*** Data for processing Section Begins ***
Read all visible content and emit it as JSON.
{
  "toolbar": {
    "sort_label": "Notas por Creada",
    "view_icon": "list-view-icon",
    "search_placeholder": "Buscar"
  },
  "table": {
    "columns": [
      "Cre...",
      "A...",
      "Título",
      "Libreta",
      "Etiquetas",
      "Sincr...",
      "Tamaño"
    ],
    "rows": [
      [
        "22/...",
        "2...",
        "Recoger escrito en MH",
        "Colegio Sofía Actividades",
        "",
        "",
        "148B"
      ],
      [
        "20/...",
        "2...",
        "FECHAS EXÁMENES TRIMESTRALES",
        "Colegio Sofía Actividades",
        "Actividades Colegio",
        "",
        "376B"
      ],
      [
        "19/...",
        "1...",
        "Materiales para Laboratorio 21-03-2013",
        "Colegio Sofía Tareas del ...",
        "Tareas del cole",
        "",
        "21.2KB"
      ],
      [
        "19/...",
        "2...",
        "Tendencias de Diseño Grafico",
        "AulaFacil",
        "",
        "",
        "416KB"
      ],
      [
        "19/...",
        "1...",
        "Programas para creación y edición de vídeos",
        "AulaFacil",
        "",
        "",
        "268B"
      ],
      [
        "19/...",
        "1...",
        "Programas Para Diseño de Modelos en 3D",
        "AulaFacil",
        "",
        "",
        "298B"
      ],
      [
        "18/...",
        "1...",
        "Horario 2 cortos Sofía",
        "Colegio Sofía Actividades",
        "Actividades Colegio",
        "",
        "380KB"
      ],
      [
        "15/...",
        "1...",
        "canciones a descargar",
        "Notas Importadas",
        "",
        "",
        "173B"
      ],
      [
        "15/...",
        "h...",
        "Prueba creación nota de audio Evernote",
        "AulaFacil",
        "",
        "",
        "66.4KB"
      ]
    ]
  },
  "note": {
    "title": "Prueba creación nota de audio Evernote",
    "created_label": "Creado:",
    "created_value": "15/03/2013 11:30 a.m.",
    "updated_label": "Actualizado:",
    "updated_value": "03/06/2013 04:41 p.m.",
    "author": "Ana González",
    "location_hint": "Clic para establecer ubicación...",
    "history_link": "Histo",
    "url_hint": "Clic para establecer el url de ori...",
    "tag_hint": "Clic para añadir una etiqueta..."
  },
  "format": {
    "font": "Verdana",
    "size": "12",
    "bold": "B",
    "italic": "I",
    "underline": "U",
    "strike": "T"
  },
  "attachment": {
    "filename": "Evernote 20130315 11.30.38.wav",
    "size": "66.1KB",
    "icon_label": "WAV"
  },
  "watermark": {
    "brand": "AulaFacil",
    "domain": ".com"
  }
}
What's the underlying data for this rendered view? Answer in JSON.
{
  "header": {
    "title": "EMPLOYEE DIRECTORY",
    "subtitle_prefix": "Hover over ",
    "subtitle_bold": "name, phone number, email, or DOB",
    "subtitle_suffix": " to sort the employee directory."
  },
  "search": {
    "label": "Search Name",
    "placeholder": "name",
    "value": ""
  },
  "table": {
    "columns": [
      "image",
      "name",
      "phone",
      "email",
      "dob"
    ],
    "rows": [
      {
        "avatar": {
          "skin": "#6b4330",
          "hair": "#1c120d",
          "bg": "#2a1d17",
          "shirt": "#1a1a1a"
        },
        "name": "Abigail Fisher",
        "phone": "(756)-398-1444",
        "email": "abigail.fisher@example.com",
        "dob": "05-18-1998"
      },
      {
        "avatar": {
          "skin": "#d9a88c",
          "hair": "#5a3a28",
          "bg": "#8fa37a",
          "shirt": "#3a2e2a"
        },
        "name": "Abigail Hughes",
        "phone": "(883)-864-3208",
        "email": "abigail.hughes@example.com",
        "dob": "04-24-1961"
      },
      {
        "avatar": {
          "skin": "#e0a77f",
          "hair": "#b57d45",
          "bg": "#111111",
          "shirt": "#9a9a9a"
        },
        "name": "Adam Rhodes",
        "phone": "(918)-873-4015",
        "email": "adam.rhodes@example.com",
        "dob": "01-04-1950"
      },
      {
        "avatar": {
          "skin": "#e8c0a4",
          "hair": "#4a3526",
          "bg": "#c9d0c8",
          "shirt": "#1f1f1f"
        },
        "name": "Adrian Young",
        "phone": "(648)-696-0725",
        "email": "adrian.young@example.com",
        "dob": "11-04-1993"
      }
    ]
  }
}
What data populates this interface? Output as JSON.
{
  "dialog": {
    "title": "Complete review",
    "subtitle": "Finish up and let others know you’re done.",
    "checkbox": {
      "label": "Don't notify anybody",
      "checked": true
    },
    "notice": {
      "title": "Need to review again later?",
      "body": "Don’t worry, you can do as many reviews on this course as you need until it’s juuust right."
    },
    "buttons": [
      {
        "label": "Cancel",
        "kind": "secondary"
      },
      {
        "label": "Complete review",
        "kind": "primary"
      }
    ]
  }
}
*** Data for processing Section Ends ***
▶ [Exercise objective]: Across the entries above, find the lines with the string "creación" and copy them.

▶ [Problem solution]:
        "Programas para creación y edición de vídeos",
        "Prueba creación nota de audio Evernote",
    "title": "Prueba creación nota de audio Evernote",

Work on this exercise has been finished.